by Colette Hayes
Ever since I learned about the pack horse librarians of the 1930s, I’ve been obsessed with them. The Pack Horse Library Project was initiated under Roosevelt’s New Deal and funded by the W.P.A. David Tabler, a blogger at www.appalachianhistory.net, explains:
“Established in 1935, the Pack Horse Library Project was aimed at providing reading materials to rural portions of Eastern Kentucky with no access to public library facilities. Librarians riding horses or mules traveled 50 to 80 miles a week up rocky creekbeds, along muddy footpaths, and among cliffs to deliver reading materials to the most remote residences and schools in the mountains. Some homes were so remote that the book women often had to go part of the way on foot, or even by row boat.”

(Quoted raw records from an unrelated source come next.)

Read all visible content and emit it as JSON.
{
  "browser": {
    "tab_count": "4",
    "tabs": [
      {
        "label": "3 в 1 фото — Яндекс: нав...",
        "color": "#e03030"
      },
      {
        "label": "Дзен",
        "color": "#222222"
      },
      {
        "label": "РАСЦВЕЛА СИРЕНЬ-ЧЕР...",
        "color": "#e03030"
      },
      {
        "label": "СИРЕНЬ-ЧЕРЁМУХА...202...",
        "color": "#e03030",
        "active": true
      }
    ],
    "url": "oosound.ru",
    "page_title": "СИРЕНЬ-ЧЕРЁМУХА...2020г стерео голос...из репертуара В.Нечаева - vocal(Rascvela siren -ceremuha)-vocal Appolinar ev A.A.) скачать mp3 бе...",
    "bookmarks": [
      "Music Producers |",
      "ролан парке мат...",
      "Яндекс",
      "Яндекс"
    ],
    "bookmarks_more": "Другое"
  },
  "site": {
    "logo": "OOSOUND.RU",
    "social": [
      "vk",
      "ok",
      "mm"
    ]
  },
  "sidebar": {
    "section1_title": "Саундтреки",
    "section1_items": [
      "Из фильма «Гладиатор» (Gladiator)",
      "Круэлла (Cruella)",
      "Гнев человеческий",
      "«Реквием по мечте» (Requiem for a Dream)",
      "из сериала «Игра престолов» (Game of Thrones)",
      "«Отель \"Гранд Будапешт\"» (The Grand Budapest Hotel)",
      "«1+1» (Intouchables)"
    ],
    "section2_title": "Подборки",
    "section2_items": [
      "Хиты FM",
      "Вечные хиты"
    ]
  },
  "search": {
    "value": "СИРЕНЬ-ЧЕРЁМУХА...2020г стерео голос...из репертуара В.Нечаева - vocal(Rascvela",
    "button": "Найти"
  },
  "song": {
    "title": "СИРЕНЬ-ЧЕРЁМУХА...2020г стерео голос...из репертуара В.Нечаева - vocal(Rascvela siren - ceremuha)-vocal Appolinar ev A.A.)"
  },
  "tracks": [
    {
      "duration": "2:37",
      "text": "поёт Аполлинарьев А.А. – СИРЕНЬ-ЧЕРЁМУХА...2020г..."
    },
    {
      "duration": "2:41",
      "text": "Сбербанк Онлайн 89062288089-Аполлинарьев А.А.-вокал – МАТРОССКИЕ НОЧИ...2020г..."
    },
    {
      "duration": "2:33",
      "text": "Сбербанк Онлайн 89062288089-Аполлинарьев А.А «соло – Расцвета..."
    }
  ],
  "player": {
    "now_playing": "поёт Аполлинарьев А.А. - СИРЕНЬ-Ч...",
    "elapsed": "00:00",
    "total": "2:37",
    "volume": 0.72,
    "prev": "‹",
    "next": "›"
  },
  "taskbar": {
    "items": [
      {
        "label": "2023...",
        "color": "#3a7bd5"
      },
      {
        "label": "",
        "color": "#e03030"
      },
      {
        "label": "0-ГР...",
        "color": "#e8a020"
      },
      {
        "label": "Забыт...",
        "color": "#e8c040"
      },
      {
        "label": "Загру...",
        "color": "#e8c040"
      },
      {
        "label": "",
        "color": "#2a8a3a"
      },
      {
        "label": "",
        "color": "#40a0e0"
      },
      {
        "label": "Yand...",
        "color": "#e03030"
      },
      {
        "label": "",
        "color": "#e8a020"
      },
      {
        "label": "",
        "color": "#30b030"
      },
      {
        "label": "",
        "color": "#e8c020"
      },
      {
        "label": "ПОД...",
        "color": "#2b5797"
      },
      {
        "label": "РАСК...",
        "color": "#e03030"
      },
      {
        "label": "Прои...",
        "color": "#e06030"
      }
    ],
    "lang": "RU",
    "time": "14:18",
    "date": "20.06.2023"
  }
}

I love this image of librarians — rolling up their sleeves, saddling up, and fearlessly galloping through the mud to get their job done. Similar economic conditions as well as a host of metaphorical mud puddles, steep climbs, and sudden cliffs exist for current information professionals. Thus, as I begin the MLIS program at SJSU, my goal is to become a pack horse librarian – that is, one who is confident of her skills and ready for the ride every day.